** Data provided follows **
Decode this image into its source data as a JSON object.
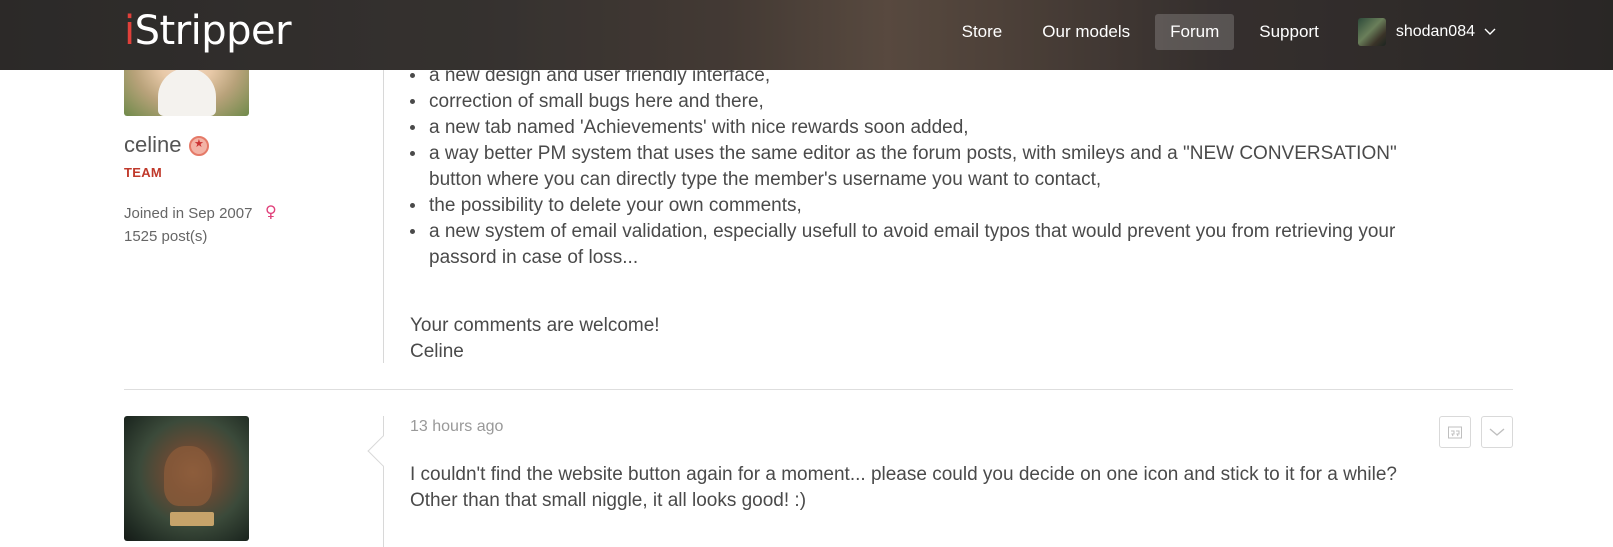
{
  "header": {
    "logo_i": "i",
    "logo_rest": "Stripper",
    "nav": [
      "Store",
      "Our models",
      "Forum",
      "Support"
    ],
    "active_nav": "Forum",
    "username": "shodan084"
  },
  "post1": {
    "author": "celine",
    "role": "TEAM",
    "joined": "Joined in Sep 2007",
    "posts": "1525 post(s)",
    "bullets": [
      "a new design and user friendly interface,",
      "correction of small bugs here and there,",
      "a new tab named 'Achievements' with nice rewards soon added,",
      "a way better PM system that uses the same editor as the forum posts, with smileys and a \"NEW CONVERSATION\" button where you can directly type the member's username you want to contact,",
      "the possibility to delete your own comments,",
      "a new system of email validation, especially usefull to avoid email typos that would prevent you from retrieving your passord in case of loss..."
    ],
    "closing_line1": "Your comments are welcome!",
    "closing_line2": "Celine"
  },
  "post2": {
    "time": "13 hours ago",
    "text": "I couldn't find the website button again for a moment... please could you decide on one icon and stick to it for a while? Other than that small niggle, it all looks good! :)"
  },
  "icons": {
    "female": "female-symbol-icon",
    "badge": "star-badge-icon",
    "quote": "quote-icon",
    "menu": "chevron-down-icon"
  },
  "colors": {
    "accent_red": "#c0392b",
    "logo_red": "#e0403a",
    "female_pink": "#e0407a"
  }
}
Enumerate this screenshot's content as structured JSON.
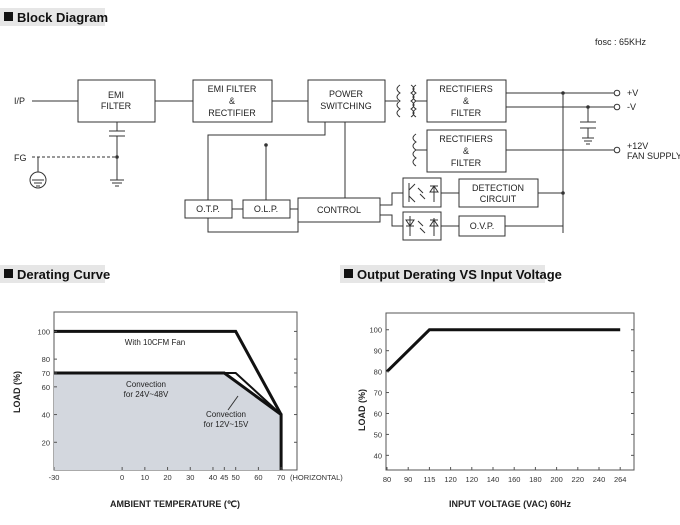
{
  "sections": {
    "block_diagram": "Block Diagram",
    "derating_curve": "Derating Curve",
    "output_derating": "Output Derating VS Input Voltage"
  },
  "block_diagram": {
    "fosc": "fosc : 65KHz",
    "input_label": "I/P",
    "fg_label": "FG",
    "emi_filter": [
      "EMI",
      "FILTER"
    ],
    "emi_rectifier": [
      "EMI FILTER",
      "&",
      "RECTIFIER"
    ],
    "power_switching": [
      "POWER",
      "SWITCHING"
    ],
    "rectifiers_1": [
      "RECTIFIERS",
      "&",
      "FILTER"
    ],
    "rectifiers_2": [
      "RECTIFIERS",
      "&",
      "FILTER"
    ],
    "detection": [
      "DETECTION",
      "CIRCUIT"
    ],
    "ovp": "O.V.P.",
    "otp": "O.T.P.",
    "olp": "O.L.P.",
    "control": "CONTROL",
    "out_pos": "+V",
    "out_neg": "-V",
    "out_12v": "+12V",
    "fan_supply": "FAN SUPPLY"
  },
  "chart_data": [
    {
      "type": "line",
      "xlabel": "AMBIENT TEMPERATURE (℃)",
      "ylabel": "LOAD (%)",
      "x_ticks": [
        -30,
        0,
        10,
        20,
        30,
        40,
        45,
        50,
        60,
        70
      ],
      "x_tick_suffix": "(HORIZONTAL)",
      "y_ticks": [
        20,
        40,
        60,
        70,
        80,
        100
      ],
      "xlim": [
        -30,
        77
      ],
      "ylim": [
        0,
        114
      ],
      "grid": false,
      "series": [
        {
          "name": "With 10CFM Fan",
          "points": [
            [
              -30,
              100
            ],
            [
              50,
              100
            ],
            [
              70,
              40
            ]
          ]
        },
        {
          "name": "Convection for 24V~48V",
          "points": [
            [
              -30,
              70
            ],
            [
              45,
              70
            ],
            [
              70,
              40
            ],
            [
              70,
              0
            ]
          ],
          "filled": true,
          "fill_color": "#d3d7de"
        },
        {
          "name": "Convection for 12V~15V",
          "points": [
            [
              -30,
              70
            ],
            [
              50,
              70
            ],
            [
              70,
              40
            ]
          ]
        }
      ],
      "annotations": [
        "With 10CFM Fan",
        "Convection",
        "for 24V~48V",
        "Convection",
        "for 12V~15V"
      ]
    },
    {
      "type": "line",
      "xlabel": "INPUT VOLTAGE (VAC) 60Hz",
      "ylabel": "LOAD (%)",
      "x_ticks": [
        "80",
        "90",
        "115",
        "120",
        "120",
        "140",
        "160",
        "180",
        "200",
        "220",
        "240",
        "264"
      ],
      "y_ticks": [
        40,
        50,
        60,
        70,
        80,
        90,
        100
      ],
      "ylim": [
        33,
        108
      ],
      "grid": false,
      "series": [
        {
          "points": [
            [
              80,
              80
            ],
            [
              115,
              100
            ],
            [
              264,
              100
            ]
          ]
        }
      ]
    }
  ]
}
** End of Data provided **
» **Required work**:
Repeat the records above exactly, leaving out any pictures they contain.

» **Task solution**:
Decode this image into its source data as a JSON object.
{
  "header": {
    "logo_i": "i",
    "logo_rest": "Stripper",
    "nav": [
      "Store",
      "Our models",
      "Forum",
      "Support"
    ],
    "active_nav": "Forum",
    "username": "shodan084"
  },
  "post1": {
    "author": "celine",
    "role": "TEAM",
    "joined": "Joined in Sep 2007",
    "posts": "1525 post(s)",
    "bullets": [
      "a new design and user friendly interface,",
      "correction of small bugs here and there,",
      "a new tab named 'Achievements' with nice rewards soon added,",
      "a way better PM system that uses the same editor as the forum posts, with smileys and a \"NEW CONVERSATION\" button where you can directly type the member's username you want to contact,",
      "the possibility to delete your own comments,",
      "a new system of email validation, especially usefull to avoid email typos that would prevent you from retrieving your passord in case of loss..."
    ],
    "closing_line1": "Your comments are welcome!",
    "closing_line2": "Celine"
  },
  "post2": {
    "time": "13 hours ago",
    "text": "I couldn't find the website button again for a moment... please could you decide on one icon and stick to it for a while? Other than that small niggle, it all looks good! :)"
  },
  "icons": {
    "female": "female-symbol-icon",
    "badge": "star-badge-icon",
    "quote": "quote-icon",
    "menu": "chevron-down-icon"
  },
  "colors": {
    "accent_red": "#c0392b",
    "logo_red": "#e0403a",
    "female_pink": "#e0407a"
  }
}
Enumerate this screenshot's content as structured JSON.
{
  "sections": {
    "block_diagram": "Block Diagram",
    "derating_curve": "Derating Curve",
    "output_derating": "Output Derating VS Input Voltage"
  },
  "block_diagram": {
    "fosc": "fosc : 65KHz",
    "input_label": "I/P",
    "fg_label": "FG",
    "emi_filter": [
      "EMI",
      "FILTER"
    ],
    "emi_rectifier": [
      "EMI FILTER",
      "&",
      "RECTIFIER"
    ],
    "power_switching": [
      "POWER",
      "SWITCHING"
    ],
    "rectifiers_1": [
      "RECTIFIERS",
      "&",
      "FILTER"
    ],
    "rectifiers_2": [
      "RECTIFIERS",
      "&",
      "FILTER"
    ],
    "detection": [
      "DETECTION",
      "CIRCUIT"
    ],
    "ovp": "O.V.P.",
    "otp": "O.T.P.",
    "olp": "O.L.P.",
    "control": "CONTROL",
    "out_pos": "+V",
    "out_neg": "-V",
    "out_12v": "+12V",
    "fan_supply": "FAN SUPPLY"
  },
  "chart_data": [
    {
      "type": "line",
      "xlabel": "AMBIENT TEMPERATURE (℃)",
      "ylabel": "LOAD (%)",
      "x_ticks": [
        -30,
        0,
        10,
        20,
        30,
        40,
        45,
        50,
        60,
        70
      ],
      "x_tick_suffix": "(HORIZONTAL)",
      "y_ticks": [
        20,
        40,
        60,
        70,
        80,
        100
      ],
      "xlim": [
        -30,
        77
      ],
      "ylim": [
        0,
        114
      ],
      "grid": false,
      "series": [
        {
          "name": "With 10CFM Fan",
          "points": [
            [
              -30,
              100
            ],
            [
              50,
              100
            ],
            [
              70,
              40
            ]
          ]
        },
        {
          "name": "Convection for 24V~48V",
          "points": [
            [
              -30,
              70
            ],
            [
              45,
              70
            ],
            [
              70,
              40
            ],
            [
              70,
              0
            ]
          ],
          "filled": true,
          "fill_color": "#d3d7de"
        },
        {
          "name": "Convection for 12V~15V",
          "points": [
            [
              -30,
              70
            ],
            [
              50,
              70
            ],
            [
              70,
              40
            ]
          ]
        }
      ],
      "annotations": [
        "With 10CFM Fan",
        "Convection",
        "for 24V~48V",
        "Convection",
        "for 12V~15V"
      ]
    },
    {
      "type": "line",
      "xlabel": "INPUT VOLTAGE (VAC) 60Hz",
      "ylabel": "LOAD (%)",
      "x_ticks": [
        "80",
        "90",
        "115",
        "120",
        "120",
        "140",
        "160",
        "180",
        "200",
        "220",
        "240",
        "264"
      ],
      "y_ticks": [
        40,
        50,
        60,
        70,
        80,
        90,
        100
      ],
      "ylim": [
        33,
        108
      ],
      "grid": false,
      "series": [
        {
          "points": [
            [
              80,
              80
            ],
            [
              115,
              100
            ],
            [
              264,
              100
            ]
          ]
        }
      ]
    }
  ]
}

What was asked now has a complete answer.